* _Your instructions_
Copy every entry exactly as given, minus the images.

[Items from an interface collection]
════

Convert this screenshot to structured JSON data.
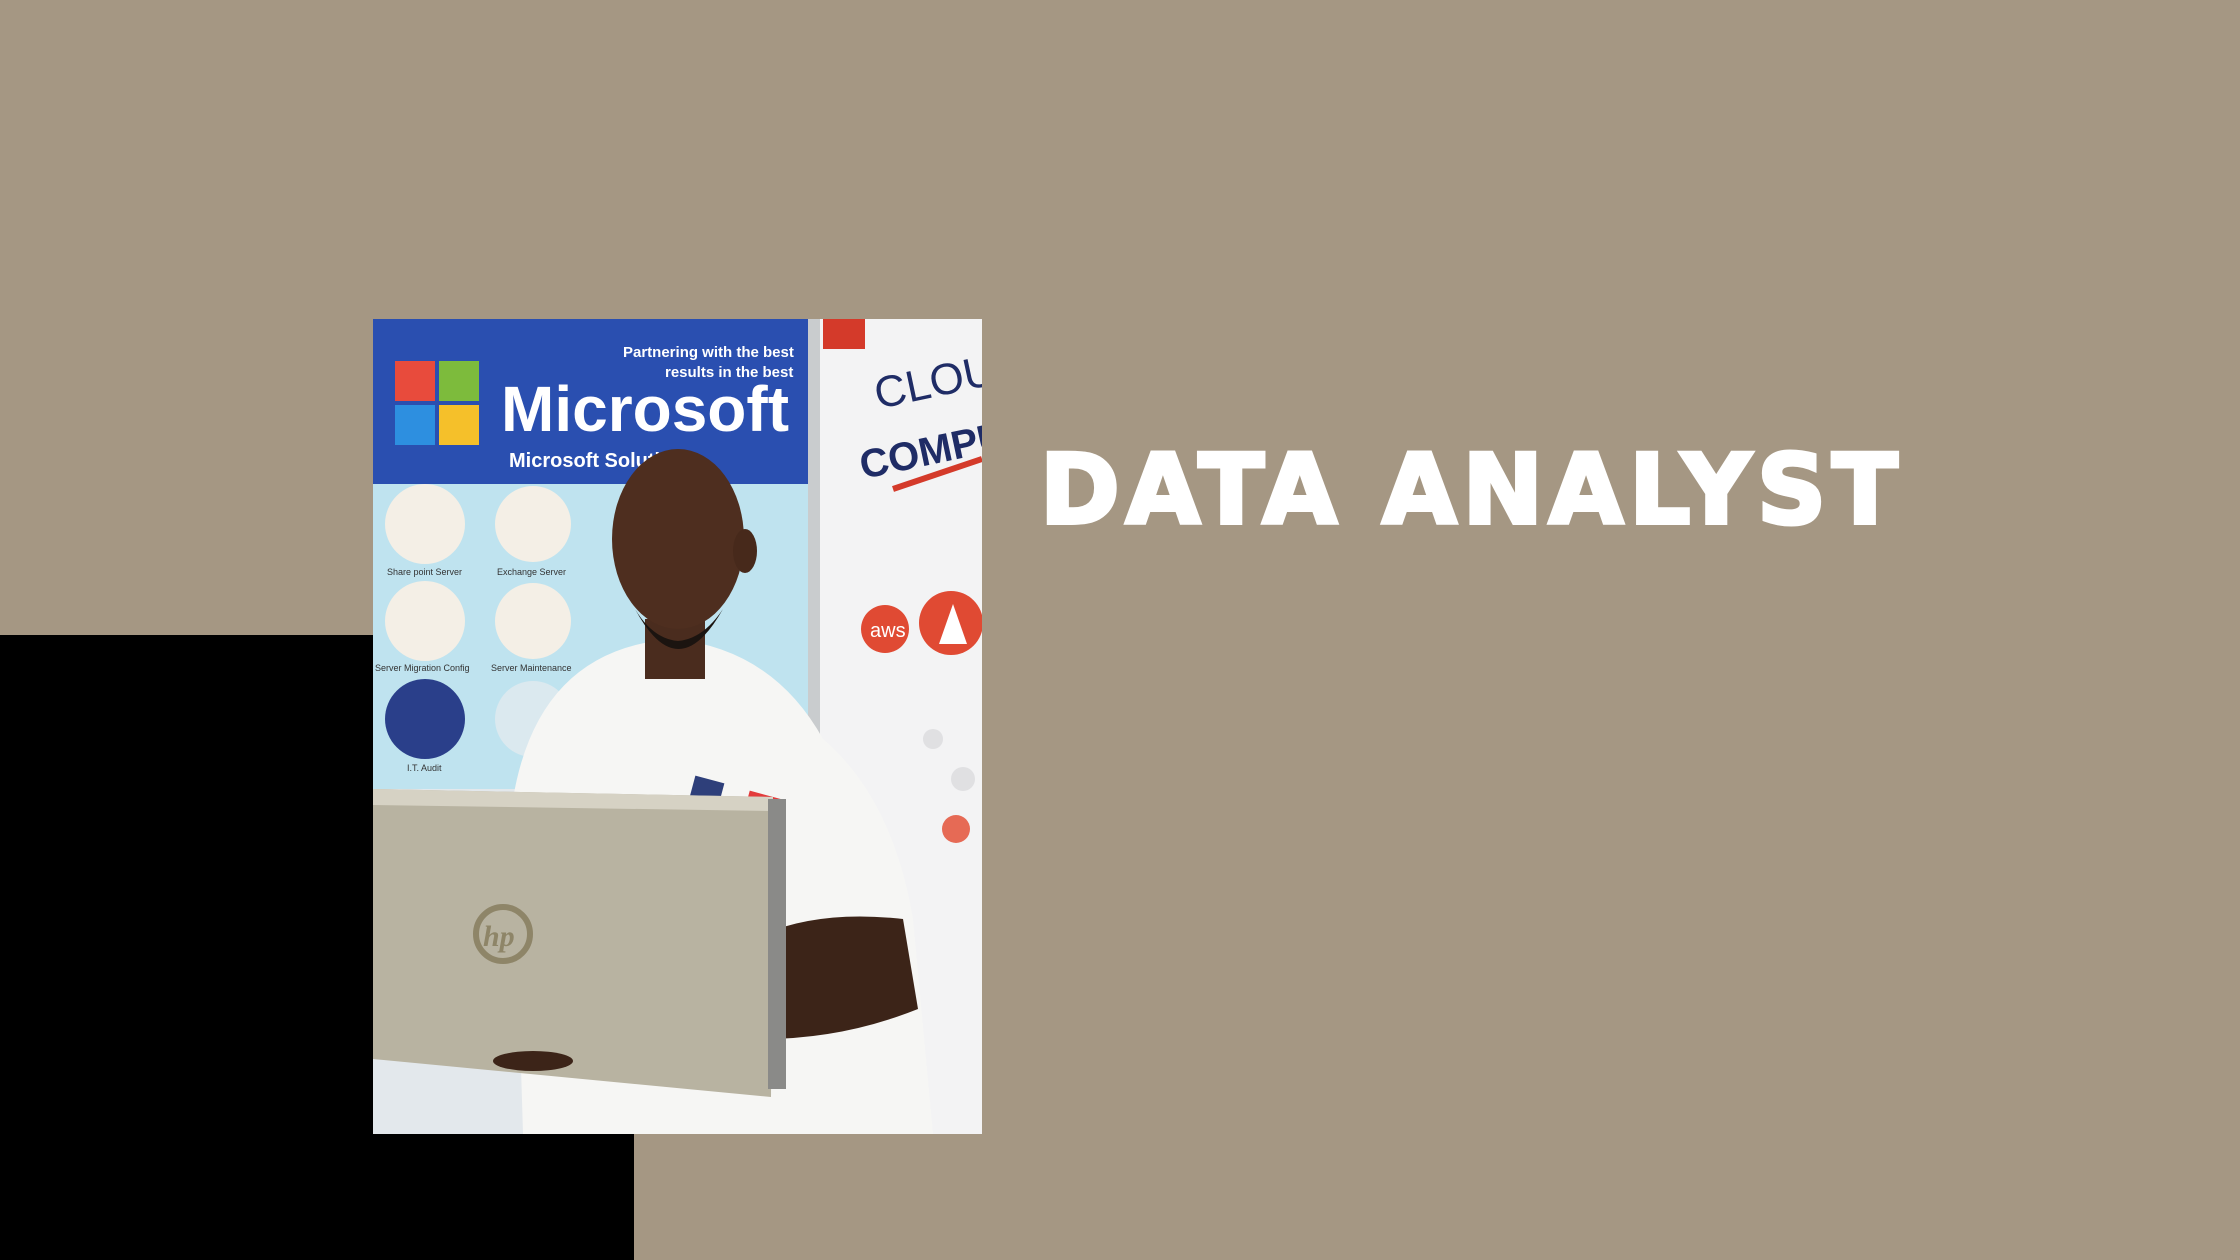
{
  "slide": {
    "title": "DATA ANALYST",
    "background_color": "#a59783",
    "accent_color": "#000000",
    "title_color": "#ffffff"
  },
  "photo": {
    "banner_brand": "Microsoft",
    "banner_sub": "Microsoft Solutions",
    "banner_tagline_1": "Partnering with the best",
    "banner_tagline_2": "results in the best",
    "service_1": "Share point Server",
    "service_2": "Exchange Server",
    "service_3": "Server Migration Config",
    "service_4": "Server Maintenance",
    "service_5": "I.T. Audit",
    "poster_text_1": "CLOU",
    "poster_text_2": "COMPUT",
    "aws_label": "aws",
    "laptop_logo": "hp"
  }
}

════

* _Worked solution_
Convert this screenshot to structured JSON data.
{
  "slide": {
    "title": "DATA ANALYST",
    "background_color": "#a59783",
    "accent_color": "#000000",
    "title_color": "#ffffff"
  },
  "photo": {
    "banner_brand": "Microsoft",
    "banner_sub": "Microsoft Solutions",
    "banner_tagline_1": "Partnering with the best",
    "banner_tagline_2": "results in the best",
    "service_1": "Share point Server",
    "service_2": "Exchange Server",
    "service_3": "Server Migration Config",
    "service_4": "Server Maintenance",
    "service_5": "I.T. Audit",
    "poster_text_1": "CLOU",
    "poster_text_2": "COMPUT",
    "aws_label": "aws",
    "laptop_logo": "hp"
  }
}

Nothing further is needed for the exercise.